Advanced modeling and simulation technologies are likely to assist
in identifying critical nodes for an attack and conducting battle
damage assessments afterward.
The rapid pace of change in information technology suggests that the
appearance of new and unforeseen computer and network technologies
and tools could provide advantages in cyber warfare to either the
defender or the attacker. Wildcards for the years beyond 2005 include
the possibility of fundamental shifts in the nature of computers and
networking, driven, for example, by emerging optical technologies.
These changes could improve processing power, information storage,
and bandwidth enough to make possible application of advanced software
technologies -- such as artificial intelligence -- to cyber warfare.
- In addition, tools for distributed hacking or denial of service
-- the coordinated use of multiple, compromised computers or of
independent and mobile software agents -- will mature as network
connectivity and bandwidth increase.
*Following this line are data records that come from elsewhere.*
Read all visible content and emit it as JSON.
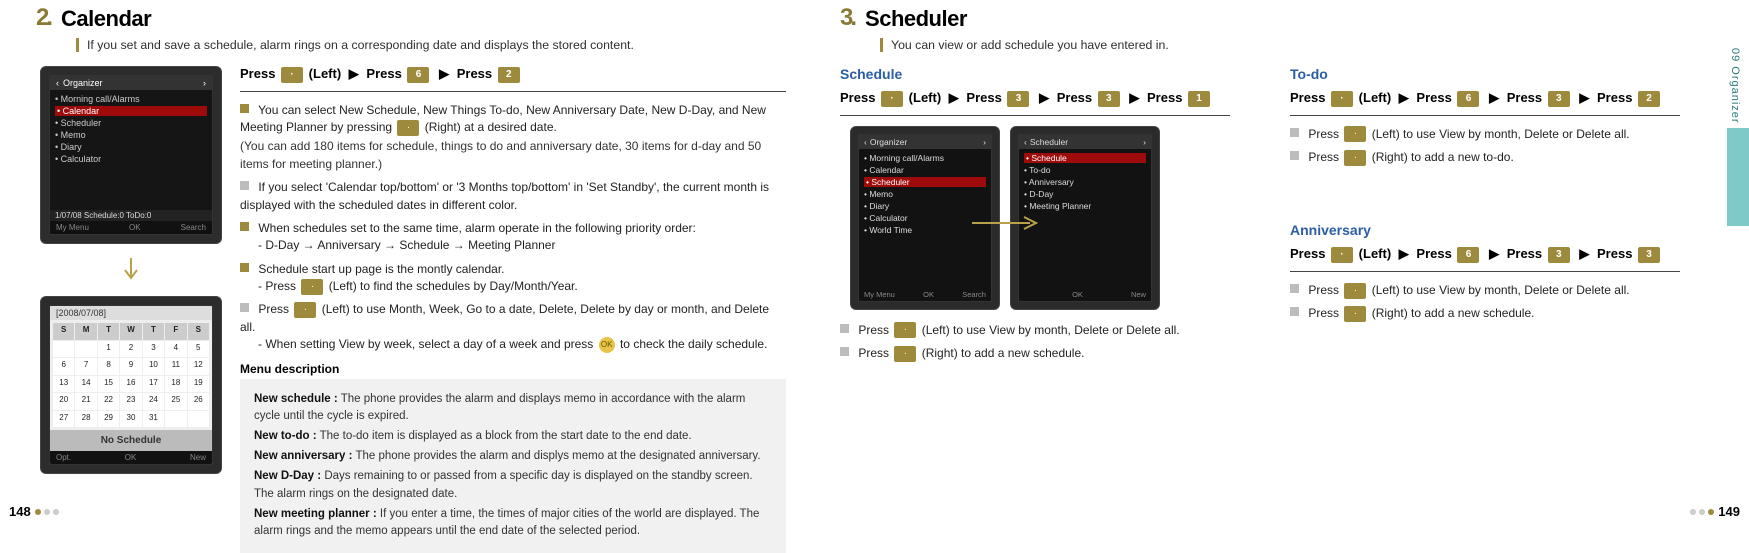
{
  "side_label": "09  Organizer",
  "page_left": "148",
  "page_right": "149",
  "calendar": {
    "num": "2",
    "dot": ".",
    "title": "Calendar",
    "sub": "If you set and save a schedule, alarm rings on a corresponding date and displays the stored content.",
    "press": {
      "p1": "Press",
      "left": "(Left)",
      "arrow": "▶",
      "p2": "Press",
      "p3": "Press",
      "k1": "·",
      "k2": "6",
      "k3": "2"
    },
    "phone1": {
      "title": "Organizer",
      "rows": [
        "Morning call/Alarms",
        "Calendar",
        "Scheduler",
        "Memo",
        "Diary",
        "Calculator"
      ],
      "sel_idx": 1,
      "date": "1/07/08   Schedule:0   ToDo:0",
      "foot": [
        "My Menu",
        "OK",
        "Search"
      ]
    },
    "phone2": {
      "title": "[2008/07/08]",
      "dow": [
        "S",
        "M",
        "T",
        "W",
        "T",
        "F",
        "S"
      ],
      "days": [
        "",
        "",
        "1",
        "2",
        "3",
        "4",
        "5",
        "6",
        "7",
        "8",
        "9",
        "10",
        "11",
        "12",
        "13",
        "14",
        "15",
        "16",
        "17",
        "18",
        "19",
        "20",
        "21",
        "22",
        "23",
        "24",
        "25",
        "26",
        "27",
        "28",
        "29",
        "30",
        "31",
        "",
        ""
      ],
      "nosched": "No Schedule",
      "foot": [
        "Opt.",
        "OK",
        "New"
      ]
    },
    "bullets": [
      {
        "html": [
          "You can select New Schedule, New Things To-do, New Anniversary Date, New D-Day, and New Meeting Planner by pressing ",
          " (Right) at a desired date."
        ],
        "note": "(You can add 180 items for schedule, things to do and anniversary date, 30 items for d-day and 50 items for meeting planner.)"
      },
      {
        "text": "If you select 'Calendar top/bottom' or '3 Months top/bottom' in 'Set Standby', the current month is displayed with the scheduled dates in different color."
      },
      {
        "text": "When schedules set to the same time, alarm operate in the following priority order:",
        "sub": "D-Day → Anniversary → Schedule → Meeting Planner"
      },
      {
        "text": "Schedule start up page is the montly calendar.",
        "sub2": [
          "Press ",
          " (Left) to find the schedules by Day/Month/Year."
        ]
      },
      {
        "html": [
          "Press ",
          " (Left) to use Month, Week, Go to a date, Delete, Delete by day or month, and Delete all."
        ],
        "sub2b": [
          "When setting View by week, select a day of a week and press ",
          "  to check the daily schedule."
        ]
      }
    ],
    "menu_title": "Menu description",
    "menu": [
      {
        "lbl": "New schedule :",
        "txt": "The phone provides the alarm and displays memo in accordance with the alarm cycle until the cycle is expired."
      },
      {
        "lbl": "New to-do :",
        "txt": "The to-do item is displayed as a block from the start date to the end date."
      },
      {
        "lbl": "New anniversary :",
        "txt": "The phone provides the alarm and displys memo at the designated anniversary."
      },
      {
        "lbl": "New D-Day :",
        "txt": "Days remaining to or passed from a specific day is displayed on the standby screen. The alarm rings on the designated date."
      },
      {
        "lbl": "New meeting planner :",
        "txt": "If you enter a time, the times of major cities of the world are displayed. The alarm rings and the memo appears until the end date of the selected period."
      }
    ]
  },
  "scheduler": {
    "num": "3",
    "dot": ".",
    "title": "Scheduler",
    "sub": "You can view or add schedule you have entered in.",
    "schedule": {
      "title": "Schedule",
      "press": {
        "p": "Press",
        "left": "(Left)",
        "arrow": "▶",
        "k1": "·",
        "k2": "3",
        "k3": "3",
        "k4": "1"
      },
      "phoneL": {
        "title": "Organizer",
        "rows": [
          "Morning call/Alarms",
          "Calendar",
          "Scheduler",
          "Memo",
          "Diary",
          "Calculator",
          "World Time"
        ],
        "sel_idx": 2,
        "foot": [
          "My Menu",
          "OK",
          "Search"
        ]
      },
      "phoneR": {
        "title": "Scheduler",
        "rows": [
          "Schedule",
          "To-do",
          "Anniversary",
          "D-Day",
          "Meeting Planner"
        ],
        "sel_idx": 0,
        "foot": [
          "",
          "OK",
          "New"
        ]
      },
      "b1": [
        "Press ",
        " (Left) to use View by month, Delete or Delete all."
      ],
      "b2": [
        "Press ",
        " (Right) to add a new schedule."
      ]
    },
    "todo": {
      "title": "To-do",
      "press": {
        "p": "Press",
        "left": "(Left)",
        "arrow": "▶",
        "k1": "·",
        "k2": "6",
        "k3": "3",
        "k4": "2"
      },
      "b1": [
        "Press ",
        " (Left) to use View by month, Delete or Delete all."
      ],
      "b2": [
        "Press ",
        " (Right) to add a new to-do."
      ]
    },
    "anniv": {
      "title": "Anniversary",
      "press": {
        "p": "Press",
        "left": "(Left)",
        "arrow": "▶",
        "k1": "·",
        "k2": "6",
        "k3": "3",
        "k4": "3"
      },
      "b1": [
        "Press ",
        " (Left) to use View by month, Delete or Delete all."
      ],
      "b2": [
        "Press ",
        " (Right) to add a new schedule."
      ]
    }
  }
}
- Such technologies could provide the defender with improved
capabilities for detecting and attributing subtle malicious activity,
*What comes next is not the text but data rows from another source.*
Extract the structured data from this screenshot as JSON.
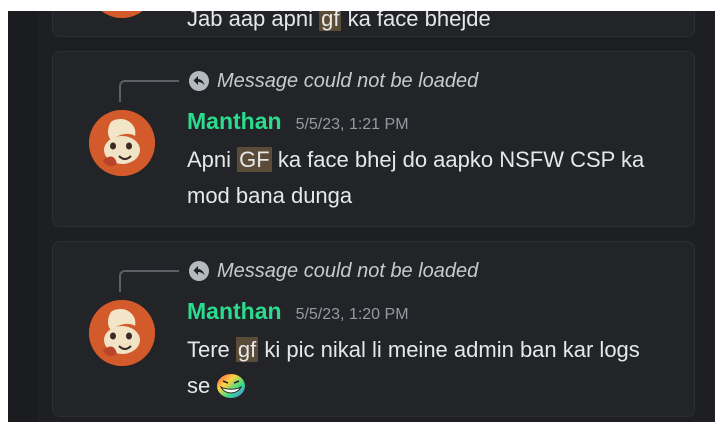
{
  "previous_message": {
    "partial_text_1": "Jab aap apni ",
    "highlight": "gf",
    "partial_text_2": " ka face bhejde"
  },
  "messages": [
    {
      "reply_notice": "Message could not be loaded",
      "username": "Manthan",
      "timestamp": "5/5/23, 1:21 PM",
      "text_before": "Apni ",
      "highlight": "GF",
      "text_after": " ka face bhej do aapko NSFW CSP ka mod bana dunga"
    },
    {
      "reply_notice": "Message could not be loaded",
      "username": "Manthan",
      "timestamp": "5/5/23, 1:20 PM",
      "text_before": "Tere ",
      "highlight": "gf",
      "text_after": " ki pic nikal li meine admin ban kar logs se ",
      "emoji": "trollface-emoji"
    }
  ],
  "colors": {
    "username": "#2bdc8e",
    "highlight": "#5b4c37",
    "background": "#1e1f22",
    "card": "#232428"
  }
}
or could enable computer networks to respond to attacks automatically.
- They could provide the attacker with planning aids to develop
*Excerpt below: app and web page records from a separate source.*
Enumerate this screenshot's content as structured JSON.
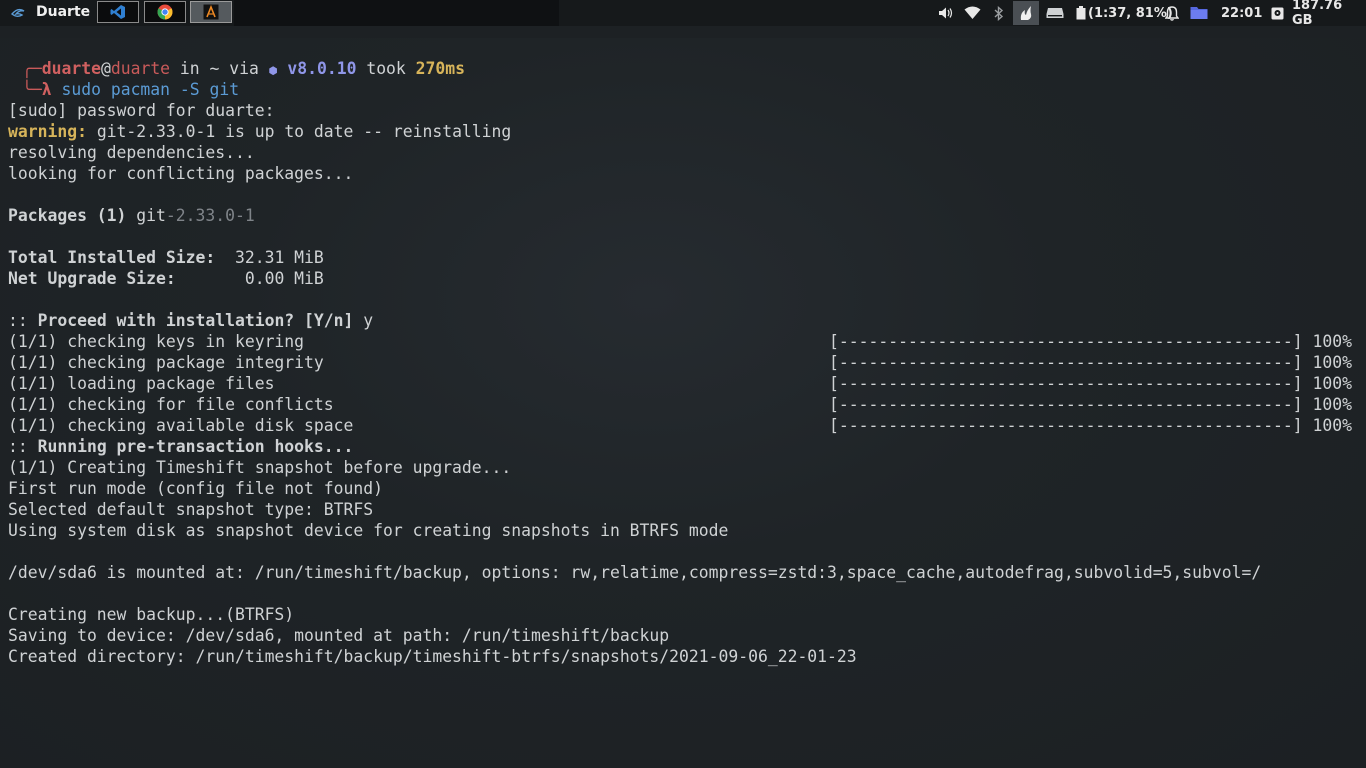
{
  "topbar": {
    "workspace_name": "Duarte",
    "tasks": [
      {
        "name": "vscode-icon",
        "color": "#2f7fd1"
      },
      {
        "name": "chrome-icon",
        "color": "#e94b3c"
      },
      {
        "name": "terminal-app-icon",
        "color": "#f08a24"
      }
    ],
    "battery": "(1:37, 81%)",
    "clock": "22:01",
    "disk": "187.76 GB",
    "accent": "#5b9bd5"
  },
  "terminal": {
    "prompt": {
      "corner_top": "╭─",
      "user": "duarte",
      "at": "@",
      "host": "duarte",
      "in": " in ",
      "dir": "~",
      "via": " via ",
      "node_icon": "⬢",
      "node_version": " v8.0.10",
      "took": " took ",
      "duration": "270ms",
      "corner_bottom": "╰─",
      "lambda": "λ",
      "command": " sudo pacman -S git"
    },
    "lines": {
      "sudo": "[sudo] password for duarte:",
      "warning_label": "warning:",
      "warning_text": " git-2.33.0-1 is up to date -- reinstalling",
      "resolving": "resolving dependencies...",
      "conflicting": "looking for conflicting packages...",
      "packages_label": "Packages (1)",
      "packages_name": " git",
      "packages_version": "-2.33.0-1",
      "total_label": "Total Installed Size:",
      "total_value": "  32.31 MiB",
      "net_label": "Net Upgrade Size:",
      "net_value": "       0.00 MiB",
      "proceed_prefix": ":: ",
      "proceed_label": "Proceed with installation? [Y/n]",
      "proceed_answer": " y",
      "hooks_prefix": ":: ",
      "hooks_label": "Running pre-transaction hooks...",
      "timeshift": "(1/1) Creating Timeshift snapshot before upgrade...",
      "first_run": "First run mode (config file not found)",
      "snapshot_type": "Selected default snapshot type: BTRFS",
      "using_disk": "Using system disk as snapshot device for creating snapshots in BTRFS mode",
      "mounted": "/dev/sda6 is mounted at: /run/timeshift/backup, options: rw,relatime,compress=zstd:3,space_cache,autodefrag,subvolid=5,subvol=/",
      "creating": "Creating new backup...(BTRFS)",
      "saving": "Saving to device: /dev/sda6, mounted at path: /run/timeshift/backup",
      "created_dir": "Created directory: /run/timeshift/backup/timeshift-btrfs/snapshots/2021-09-06_22-01-23"
    },
    "steps": [
      {
        "label": "(1/1) checking keys in keyring",
        "bar": "[----------------------------------------------]",
        "pct": "100%"
      },
      {
        "label": "(1/1) checking package integrity",
        "bar": "[----------------------------------------------]",
        "pct": "100%"
      },
      {
        "label": "(1/1) loading package files",
        "bar": "[----------------------------------------------]",
        "pct": "100%"
      },
      {
        "label": "(1/1) checking for file conflicts",
        "bar": "[----------------------------------------------]",
        "pct": "100%"
      },
      {
        "label": "(1/1) checking available disk space",
        "bar": "[----------------------------------------------]",
        "pct": "100%"
      }
    ]
  }
}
an optimal strategy against a potential target and to more accurately
Despite the fundamental and global impact of the information revolution,
the reliance of critical US activities on computer networks, and
the attention being devoted to information operations, uncertainty
remains whether computer network operations will evolve into a decisive
military weapon for US adversaries.
Nonetheless, a recent CIA report "Preserving National Security in
an Increasingly Borderless World" suggests that the information age
and advanced technology will embolden our adversaries to target what
they perceive as our vulnerabilities rather than to engage US forces
- To a degree that we cannot estimate, emergency measures to
compensate for computer network disruptions will be available
to maintain some basic level of services -- as demonstrated during
the Y2K rollover. Adversaries, therefore, may never overcome the
planning uncertainties that derive from a US potential to work
around even severe degradations in network performance.
Whether or not foreign computer network operations mature into a major
combat arm, however, they will offer an increasing number of adversaries
new options for exerting leverage over the United States -- including
selection of either nonlethal or lethal damage and the prospect of
- Weapons of "mass effect," such as denial-of-service attacks,
are likely to proliferate in the coming decade.
- As the technology revolution accelerates, civilian technology
will increasingly drive military technology, and the civilian
sector will increasingly become the point of attack for enemies
of the United States.
Adversaries also could use cyber attacks to attempt to slow or disrupt
the mobilization, deployment, combat operations, or resupply of US
military forces. Attacks on logistic and other defense networks would
be likely to exploit heightened network vulnerabilities during US
deployment operations--complicating US power projection in an era
of decreasing permanent US military presence abroad.
- Adversaries will be able to use cyber attacks to attempt to
deny the United States its traditional continental sanctuary with
attacks on critical infrastructures. They could exploit US legal
and conceptual controversies relating to defending privately operated
networks with US Government resources and the separation of the
US domestic and foreign security establishments.
Whatever direction the cyberthreat takes, the United States will
be confronting an increasingly interconnected world in the years
ahead. As the CIA report points out, a major drawback of the global
diffusion of information technology is our heightened vulnerability.
Our "wired" society puts all of us -- US business, in particular,
because they must maintain an open exchange with customers -- at
higher risk from enemies. In general, IT'S spread and the growth
of worldwide digital networks mean that we are challenged to think
more broadly about national security. We should think in terms of
global security, to include the dawning reality that freedom and
prosperity in other parts of the world are inextricably bound to
US domestic interests.